Day 5. Skagway to Hanes,... Nature Cruise and Rain Forest Walk 20. Chestnut backed Chicadee*, 21 Hermit Thrush , 22. Stellarís Jay, 23. Great Blue Heron , 24, Barn Swallow, 25. Common Loon, 26. Common Merganser.

Day 6. Cruising Glacier Bay 27 Black Legged Kittiwake *, 28. Tufted Puffin * (nests on rocks by glacier) , 29. Horned Puffin * (nests on rock also) , 30. Pelagic Cormorant.*

Day 7. Nothing new.

Day 8. Nothing new.

Day 9. Wildlife tour in Denali National Park 31. Gyrfalcon * (good, close look), 32. Willow Ptarmigan* (very close), 33. Black Billed Magpie, 34. Golden Eagle, 35 White-crowned Sparrow.
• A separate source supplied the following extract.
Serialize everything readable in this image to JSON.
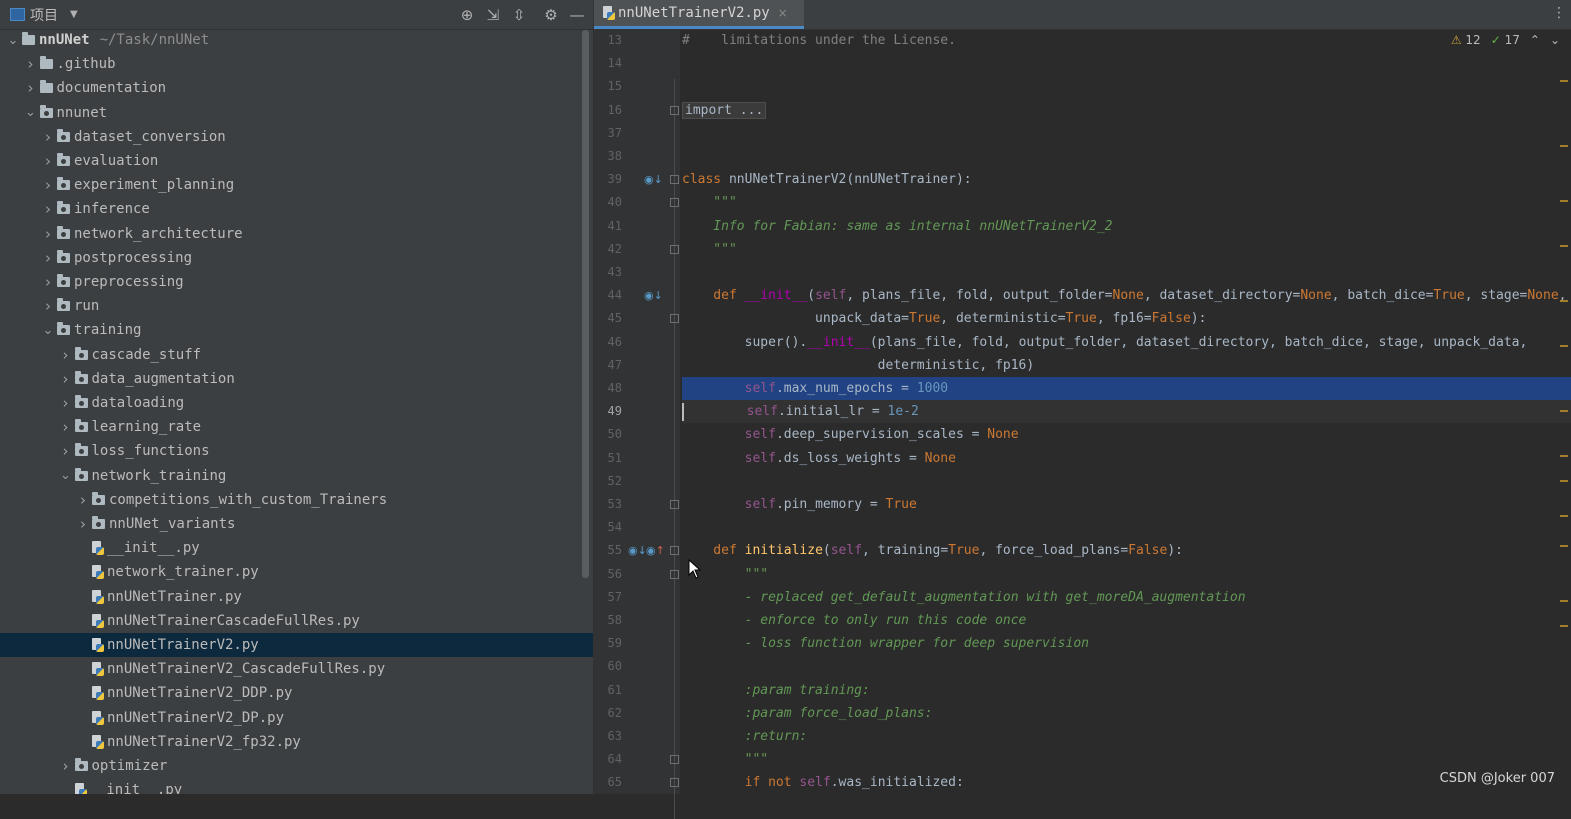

Also saw Grizzly bear, Moose, Dall sheep, Caribou, and Wolf.

Day 10. Train from Denali to Anchorage 36. Trumpeter Swans with 7 Cygnets.

* Indicates a "lifer" for me. (15 of them). I must admit there was a naturalist on board part of the time who helped me with some identification, and land tour leaders knew what birds were around, so I think it is all legal.

It was a fantastic trip. I was shocked that I could find so many birds from a cruise ship. I couldnít I.D. the little birds on land because the bus goes too fast to see them good enough , but it was much more successful as a birding adventure than I had supposed it would be. I RECOMMEND IT.
 


The Latest from our Website:
In the Background
by Milton Moody

At our web site, there are lots of things going on behind the scenes. Eric Huish is doing a great job on the state calendar, the monthly hotline reports, and other behind-the-scene stuff, besides doing a great job on the newsletter.

Weldon Whipple continues doing the behind-the-scene stuff that requires technical knowledge (Weldon has an amazing amount of that). He keeps the viruses and spam under control, keeps the birdnet, birdtalk and other list serves humming along (and has set up searchable archives for the hotlines), AND has developed a web site analysis program called "Urchin" which analyses the activities on the web site.

According to "Urchin" weíre getting around 600 visitors a day on the web site and some of them are from distant and obscure counties. Hereís the top 20 list of countries (and how many visits) in the last month or so (from 1 July to 8 Aug):

1. France 156
2. Netherlands 149
3. Canada 110
4. Germany 61
5. Australia 43
6. Brazil 39
7. United Kingdom 36
8. Japan 32
9. Belgium 31
10. Israel 31
11. Mexico 28
12. Singapore 28
13. Italy 25
14. China 22
15. Finland 18
16. Denmark 16
17. Austria 15
18. Hungary 12
19. Czech Republic 12
20. United Arab Emirates 12
 

Looks like 12 of the top 20 are from the hotbed of birding, Europe. A couple of surprises are Singapore and United Arab Emirates (Thatís over by Qatar and Oman, in case youíre wondering). Actually, France in the number one position is a bit surprising. The past few months when Iíve checked, the Netherlands has been number one every time. Iím not sure whatís going on in France in the summertime, maybe theyíre trying to turn their attention to something other than the "Tour de Lance," ah, "Tour de France." (Go USA!!).

A lot of new photos have been sent in to the web site this year (going on 300). Some of them are pretty exotic. The Purple Gallinule, the Upland Sandpiper and the recent White-tailed Ptarmigan pictures are pretty exotic even thought they ARE Utah birds.

Our web site is flying right along thanks to all of you who have contributed e-mails to the hotlines, bird photos, place photos, place descriptions, etc. There are a lot of things happening, un-noticed, in the background on the web sites. Thanks to everyone who has helped out. ~ The Webmaster